China is slowly getting back to business. Photo: China Daily.

Never ever underestimate the power of a toy, to influence a child’s imagination.

In the case of LEGO, it is the toy that will not quit, nor will it bow to the Covid-19 epidemic, holding fast to the belief that China will rebound, and rebound strongly.

Danish toymaker LEGO announced plans for 150 new stores globally this year, 80 of which are slated for China, despite the ongoing epidemic. The company said the current situation won’t affect its confidence nor expansion across the country, reported.

Six-year-old Ye Xiyi has been a LEGO fan for nearly all of her young life. She plays with them for hours everyday, indulging herself in countless combinations of colors and models.

“I can build many models with LEGO bricks, such as cats, owls, penguins and love hearts,” Ye Xiyi, an avid LEGO fan, said.

Ye’s mother has bought her over 200 sets of LEGO models, which cost her a decent amount of money, the report said. Yet she says it was totally worth it.

“She follows the instructions to build models in the first place, afterwards she creates different models of her own ideas. By doing so, her senses of accomplishment and creativity grows,” Zhu Qiuli, Ye Xiyi’s mother, said.

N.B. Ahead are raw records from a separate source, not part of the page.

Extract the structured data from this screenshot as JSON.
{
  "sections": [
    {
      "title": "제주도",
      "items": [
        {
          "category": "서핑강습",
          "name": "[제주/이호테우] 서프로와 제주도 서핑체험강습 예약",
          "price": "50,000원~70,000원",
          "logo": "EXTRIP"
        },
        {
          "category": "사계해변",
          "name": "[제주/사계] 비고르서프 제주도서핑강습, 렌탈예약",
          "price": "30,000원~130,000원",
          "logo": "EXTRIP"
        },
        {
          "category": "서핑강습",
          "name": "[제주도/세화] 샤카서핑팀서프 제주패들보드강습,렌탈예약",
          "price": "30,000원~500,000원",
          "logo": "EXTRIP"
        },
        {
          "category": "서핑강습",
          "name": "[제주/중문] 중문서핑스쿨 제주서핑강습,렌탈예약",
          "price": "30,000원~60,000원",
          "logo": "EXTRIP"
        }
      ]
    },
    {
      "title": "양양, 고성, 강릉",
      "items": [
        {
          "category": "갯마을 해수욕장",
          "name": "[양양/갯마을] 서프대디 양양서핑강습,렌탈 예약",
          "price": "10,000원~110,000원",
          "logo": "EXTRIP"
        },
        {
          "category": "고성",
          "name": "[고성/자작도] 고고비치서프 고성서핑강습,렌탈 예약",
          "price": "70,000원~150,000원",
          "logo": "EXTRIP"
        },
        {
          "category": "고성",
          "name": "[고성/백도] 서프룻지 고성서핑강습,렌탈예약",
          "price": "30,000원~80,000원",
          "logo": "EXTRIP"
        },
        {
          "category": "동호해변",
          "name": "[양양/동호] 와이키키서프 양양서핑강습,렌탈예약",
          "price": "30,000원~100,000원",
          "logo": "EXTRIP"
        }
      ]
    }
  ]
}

According to Statista, a market and consumer data provider, China’s toys and games market is worth about US$6.1 billion in 2020, and is expected to grow annually by 5.2%.

The educational value of LEGO building blocks has prompted millions of Chinese parents to buy them for their kids, the report said.

The IP sets and new theme of LEGO blocks also attracted a growing number of adult fans, and made China a strategic market with double-digit growth for the Danish toymaker, the report said.

In 2019, the brand expanded its presence in third and fourth-tier cities and has 140 retail stores in 35 different cities. During 2020, the company plans to open about 150 stores globally, 80 of which will be in China.

“I think more and more those middle class population, they are looking for quality, they are looking for good reputation of the brand. I think LEGO, we are in a good position to meet the increasing demand from Chinese consumer,” Paul Huang, general manager of LEGO China, said.

LEGO also has developed its e-commerce presence in China and recently renewed its partnership with Tencent as part of plans to engage consumers and shoppers through unique digital experiences, the report said.

However the company says the experience in physical stores is immersive and irreplaceable. Although the epidemic has put major pressure on retail sales, LEGO says it won’t affect its confidence and expansion in China.

“Of course in the short term, that might have some impact in terms of the pace we open the stores, however we are very committed to open 80 new stores in China. We don’t change the target, and we are expecting we are in a good position to deliver our performance this year,” Huang said.